[Website and app data records]
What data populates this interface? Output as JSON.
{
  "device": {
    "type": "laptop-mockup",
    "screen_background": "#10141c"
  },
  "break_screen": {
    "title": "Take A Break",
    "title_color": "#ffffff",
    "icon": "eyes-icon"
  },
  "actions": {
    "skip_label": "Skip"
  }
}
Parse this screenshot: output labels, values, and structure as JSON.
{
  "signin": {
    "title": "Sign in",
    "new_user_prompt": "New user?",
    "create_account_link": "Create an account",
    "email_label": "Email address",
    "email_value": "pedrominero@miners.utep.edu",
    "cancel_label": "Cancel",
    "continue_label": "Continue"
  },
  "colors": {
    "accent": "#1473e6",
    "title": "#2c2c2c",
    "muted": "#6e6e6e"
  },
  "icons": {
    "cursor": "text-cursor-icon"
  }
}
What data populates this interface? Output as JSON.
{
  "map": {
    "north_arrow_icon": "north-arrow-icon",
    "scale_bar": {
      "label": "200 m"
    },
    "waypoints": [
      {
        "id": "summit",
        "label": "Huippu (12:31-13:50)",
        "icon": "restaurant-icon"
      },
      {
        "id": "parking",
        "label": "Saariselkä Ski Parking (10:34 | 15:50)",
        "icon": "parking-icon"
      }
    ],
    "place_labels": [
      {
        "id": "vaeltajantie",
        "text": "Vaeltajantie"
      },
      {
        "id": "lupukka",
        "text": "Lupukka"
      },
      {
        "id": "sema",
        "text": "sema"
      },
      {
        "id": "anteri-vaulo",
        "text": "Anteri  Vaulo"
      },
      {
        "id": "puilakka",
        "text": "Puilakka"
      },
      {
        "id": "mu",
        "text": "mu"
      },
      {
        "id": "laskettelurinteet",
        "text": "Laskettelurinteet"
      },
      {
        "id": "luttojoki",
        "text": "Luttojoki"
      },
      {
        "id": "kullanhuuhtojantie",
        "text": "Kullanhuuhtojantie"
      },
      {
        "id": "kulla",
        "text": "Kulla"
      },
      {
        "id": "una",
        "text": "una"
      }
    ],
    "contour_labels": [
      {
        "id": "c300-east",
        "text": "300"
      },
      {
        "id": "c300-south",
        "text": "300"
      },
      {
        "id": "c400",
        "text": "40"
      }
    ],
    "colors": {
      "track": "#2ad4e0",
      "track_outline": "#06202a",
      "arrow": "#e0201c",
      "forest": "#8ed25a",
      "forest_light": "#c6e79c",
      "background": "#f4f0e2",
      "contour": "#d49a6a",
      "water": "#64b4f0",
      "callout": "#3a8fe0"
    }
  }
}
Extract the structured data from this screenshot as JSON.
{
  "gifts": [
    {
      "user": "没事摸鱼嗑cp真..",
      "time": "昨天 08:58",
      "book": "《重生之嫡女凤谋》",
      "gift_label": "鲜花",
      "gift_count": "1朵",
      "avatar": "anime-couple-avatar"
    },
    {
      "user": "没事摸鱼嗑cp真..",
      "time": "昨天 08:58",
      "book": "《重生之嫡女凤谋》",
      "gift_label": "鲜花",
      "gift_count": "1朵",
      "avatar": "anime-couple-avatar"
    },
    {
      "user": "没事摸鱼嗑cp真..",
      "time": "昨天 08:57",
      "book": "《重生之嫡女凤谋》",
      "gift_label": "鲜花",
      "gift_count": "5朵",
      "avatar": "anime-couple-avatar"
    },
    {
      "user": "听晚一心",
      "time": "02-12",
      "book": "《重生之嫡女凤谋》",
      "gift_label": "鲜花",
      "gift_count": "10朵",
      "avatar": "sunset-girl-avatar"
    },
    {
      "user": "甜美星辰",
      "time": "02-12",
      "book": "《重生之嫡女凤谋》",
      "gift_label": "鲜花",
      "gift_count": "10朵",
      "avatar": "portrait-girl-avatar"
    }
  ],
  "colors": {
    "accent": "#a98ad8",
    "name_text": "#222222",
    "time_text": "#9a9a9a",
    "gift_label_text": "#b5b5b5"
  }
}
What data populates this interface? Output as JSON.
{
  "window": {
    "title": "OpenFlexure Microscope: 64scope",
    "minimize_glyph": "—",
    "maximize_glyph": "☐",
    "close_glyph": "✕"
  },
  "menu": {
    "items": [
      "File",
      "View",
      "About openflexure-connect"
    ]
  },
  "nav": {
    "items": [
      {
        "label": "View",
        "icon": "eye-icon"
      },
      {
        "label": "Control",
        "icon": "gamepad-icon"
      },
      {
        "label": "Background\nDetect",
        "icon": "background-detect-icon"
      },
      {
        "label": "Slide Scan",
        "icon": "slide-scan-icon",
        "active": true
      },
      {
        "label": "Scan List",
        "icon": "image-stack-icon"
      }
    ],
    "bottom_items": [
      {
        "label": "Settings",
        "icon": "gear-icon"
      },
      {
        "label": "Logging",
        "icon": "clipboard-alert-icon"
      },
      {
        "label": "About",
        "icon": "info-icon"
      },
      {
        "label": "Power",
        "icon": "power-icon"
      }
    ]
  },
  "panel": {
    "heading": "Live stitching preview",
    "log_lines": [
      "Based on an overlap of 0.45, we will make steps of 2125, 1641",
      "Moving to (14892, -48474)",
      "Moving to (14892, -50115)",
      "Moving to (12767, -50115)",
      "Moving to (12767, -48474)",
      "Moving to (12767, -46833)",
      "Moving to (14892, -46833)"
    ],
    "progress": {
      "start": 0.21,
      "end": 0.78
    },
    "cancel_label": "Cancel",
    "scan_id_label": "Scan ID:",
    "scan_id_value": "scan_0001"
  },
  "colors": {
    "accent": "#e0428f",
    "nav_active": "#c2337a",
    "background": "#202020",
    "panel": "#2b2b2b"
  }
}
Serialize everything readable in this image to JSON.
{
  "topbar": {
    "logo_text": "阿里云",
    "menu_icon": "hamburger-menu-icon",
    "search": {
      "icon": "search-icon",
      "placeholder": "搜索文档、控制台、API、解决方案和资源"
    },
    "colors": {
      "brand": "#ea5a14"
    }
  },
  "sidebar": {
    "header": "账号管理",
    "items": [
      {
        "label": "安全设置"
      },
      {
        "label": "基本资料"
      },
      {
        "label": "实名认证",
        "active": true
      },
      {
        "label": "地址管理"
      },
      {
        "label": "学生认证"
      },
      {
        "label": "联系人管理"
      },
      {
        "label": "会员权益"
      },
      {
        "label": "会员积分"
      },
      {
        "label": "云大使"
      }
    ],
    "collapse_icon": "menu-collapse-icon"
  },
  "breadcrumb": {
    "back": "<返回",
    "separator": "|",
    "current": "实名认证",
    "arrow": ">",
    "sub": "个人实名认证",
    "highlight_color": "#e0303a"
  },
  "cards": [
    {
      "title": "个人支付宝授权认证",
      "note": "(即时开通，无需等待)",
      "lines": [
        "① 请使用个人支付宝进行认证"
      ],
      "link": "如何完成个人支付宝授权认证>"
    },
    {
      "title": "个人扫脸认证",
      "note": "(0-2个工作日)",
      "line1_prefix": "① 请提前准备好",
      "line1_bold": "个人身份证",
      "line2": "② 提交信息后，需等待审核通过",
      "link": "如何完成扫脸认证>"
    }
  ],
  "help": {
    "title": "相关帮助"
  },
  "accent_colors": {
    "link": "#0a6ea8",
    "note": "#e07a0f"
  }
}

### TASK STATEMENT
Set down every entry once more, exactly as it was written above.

### RESPONSE AREA
What data populates this interface? Output as JSON.
{
  "device": {
    "type": "laptop-mockup",
    "screen_background": "#10141c"
  },
  "break_screen": {
    "title": "Take A Break",
    "title_color": "#ffffff",
    "icon": "eyes-icon"
  },
  "actions": {
    "skip_label": "Skip"
  }
}
Parse this screenshot: output labels, values, and structure as JSON.
{
  "signin": {
    "title": "Sign in",
    "new_user_prompt": "New user?",
    "create_account_link": "Create an account",
    "email_label": "Email address",
    "email_value": "pedrominero@miners.utep.edu",
    "cancel_label": "Cancel",
    "continue_label": "Continue"
  },
  "colors": {
    "accent": "#1473e6",
    "title": "#2c2c2c",
    "muted": "#6e6e6e"
  },
  "icons": {
    "cursor": "text-cursor-icon"
  }
}
What data populates this interface? Output as JSON.
{
  "map": {
    "north_arrow_icon": "north-arrow-icon",
    "scale_bar": {
      "label": "200 m"
    },
    "waypoints": [
      {
        "id": "summit",
        "label": "Huippu (12:31-13:50)",
        "icon": "restaurant-icon"
      },
      {
        "id": "parking",
        "label": "Saariselkä Ski Parking (10:34 | 15:50)",
        "icon": "parking-icon"
      }
    ],
    "place_labels": [
      {
        "id": "vaeltajantie",
        "text": "Vaeltajantie"
      },
      {
        "id": "lupukka",
        "text": "Lupukka"
      },
      {
        "id": "sema",
        "text": "sema"
      },
      {
        "id": "anteri-vaulo",
        "text": "Anteri  Vaulo"
      },
      {
        "id": "puilakka",
        "text": "Puilakka"
      },
      {
        "id": "mu",
        "text": "mu"
      },
      {
        "id": "laskettelurinteet",
        "text": "Laskettelurinteet"
      },
      {
        "id": "luttojoki",
        "text": "Luttojoki"
      },
      {
        "id": "kullanhuuhtojantie",
        "text": "Kullanhuuhtojantie"
      },
      {
        "id": "kulla",
        "text": "Kulla"
      },
      {
        "id": "una",
        "text": "una"
      }
    ],
    "contour_labels": [
      {
        "id": "c300-east",
        "text": "300"
      },
      {
        "id": "c300-south",
        "text": "300"
      },
      {
        "id": "c400",
        "text": "40"
      }
    ],
    "colors": {
      "track": "#2ad4e0",
      "track_outline": "#06202a",
      "arrow": "#e0201c",
      "forest": "#8ed25a",
      "forest_light": "#c6e79c",
      "background": "#f4f0e2",
      "contour": "#d49a6a",
      "water": "#64b4f0",
      "callout": "#3a8fe0"
    }
  }
}
Extract the structured data from this screenshot as JSON.
{
  "gifts": [
    {
      "user": "没事摸鱼嗑cp真..",
      "time": "昨天 08:58",
      "book": "《重生之嫡女凤谋》",
      "gift_label": "鲜花",
      "gift_count": "1朵",
      "avatar": "anime-couple-avatar"
    },
    {
      "user": "没事摸鱼嗑cp真..",
      "time": "昨天 08:58",
      "book": "《重生之嫡女凤谋》",
      "gift_label": "鲜花",
      "gift_count": "1朵",
      "avatar": "anime-couple-avatar"
    },
    {
      "user": "没事摸鱼嗑cp真..",
      "time": "昨天 08:57",
      "book": "《重生之嫡女凤谋》",
      "gift_label": "鲜花",
      "gift_count": "5朵",
      "avatar": "anime-couple-avatar"
    },
    {
      "user": "听晚一心",
      "time": "02-12",
      "book": "《重生之嫡女凤谋》",
      "gift_label": "鲜花",
      "gift_count": "10朵",
      "avatar": "sunset-girl-avatar"
    },
    {
      "user": "甜美星辰",
      "time": "02-12",
      "book": "《重生之嫡女凤谋》",
      "gift_label": "鲜花",
      "gift_count": "10朵",
      "avatar": "portrait-girl-avatar"
    }
  ],
  "colors": {
    "accent": "#a98ad8",
    "name_text": "#222222",
    "time_text": "#9a9a9a",
    "gift_label_text": "#b5b5b5"
  }
}
What data populates this interface? Output as JSON.
{
  "window": {
    "title": "OpenFlexure Microscope: 64scope",
    "minimize_glyph": "—",
    "maximize_glyph": "☐",
    "close_glyph": "✕"
  },
  "menu": {
    "items": [
      "File",
      "View",
      "About openflexure-connect"
    ]
  },
  "nav": {
    "items": [
      {
        "label": "View",
        "icon": "eye-icon"
      },
      {
        "label": "Control",
        "icon": "gamepad-icon"
      },
      {
        "label": "Background\nDetect",
        "icon": "background-detect-icon"
      },
      {
        "label": "Slide Scan",
        "icon": "slide-scan-icon",
        "active": true
      },
      {
        "label": "Scan List",
        "icon": "image-stack-icon"
      }
    ],
    "bottom_items": [
      {
        "label": "Settings",
        "icon": "gear-icon"
      },
      {
        "label": "Logging",
        "icon": "clipboard-alert-icon"
      },
      {
        "label": "About",
        "icon": "info-icon"
      },
      {
        "label": "Power",
        "icon": "power-icon"
      }
    ]
  },
  "panel": {
    "heading": "Live stitching preview",
    "log_lines": [
      "Based on an overlap of 0.45, we will make steps of 2125, 1641",
      "Moving to (14892, -48474)",
      "Moving to (14892, -50115)",
      "Moving to (12767, -50115)",
      "Moving to (12767, -48474)",
      "Moving to (12767, -46833)",
      "Moving to (14892, -46833)"
    ],
    "progress": {
      "start": 0.21,
      "end": 0.78
    },
    "cancel_label": "Cancel",
    "scan_id_label": "Scan ID:",
    "scan_id_value": "scan_0001"
  },
  "colors": {
    "accent": "#e0428f",
    "nav_active": "#c2337a",
    "background": "#202020",
    "panel": "#2b2b2b"
  }
}
Serialize everything readable in this image to JSON.
{
  "topbar": {
    "logo_text": "阿里云",
    "menu_icon": "hamburger-menu-icon",
    "search": {
      "icon": "search-icon",
      "placeholder": "搜索文档、控制台、API、解决方案和资源"
    },
    "colors": {
      "brand": "#ea5a14"
    }
  },
  "sidebar": {
    "header": "账号管理",
    "items": [
      {
        "label": "安全设置"
      },
      {
        "label": "基本资料"
      },
      {
        "label": "实名认证",
        "active": true
      },
      {
        "label": "地址管理"
      },
      {
        "label": "学生认证"
      },
      {
        "label": "联系人管理"
      },
      {
        "label": "会员权益"
      },
      {
        "label": "会员积分"
      },
      {
        "label": "云大使"
      }
    ],
    "collapse_icon": "menu-collapse-icon"
  },
  "breadcrumb": {
    "back": "<返回",
    "separator": "|",
    "current": "实名认证",
    "arrow": ">",
    "sub": "个人实名认证",
    "highlight_color": "#e0303a"
  },
  "cards": [
    {
      "title": "个人支付宝授权认证",
      "note": "(即时开通，无需等待)",
      "lines": [
        "① 请使用个人支付宝进行认证"
      ],
      "link": "如何完成个人支付宝授权认证>"
    },
    {
      "title": "个人扫脸认证",
      "note": "(0-2个工作日)",
      "line1_prefix": "① 请提前准备好",
      "line1_bold": "个人身份证",
      "line2": "② 提交信息后，需等待审核通过",
      "link": "如何完成扫脸认证>"
    }
  ],
  "help": {
    "title": "相关帮助"
  },
  "accent_colors": {
    "link": "#0a6ea8",
    "note": "#e07a0f"
  }
}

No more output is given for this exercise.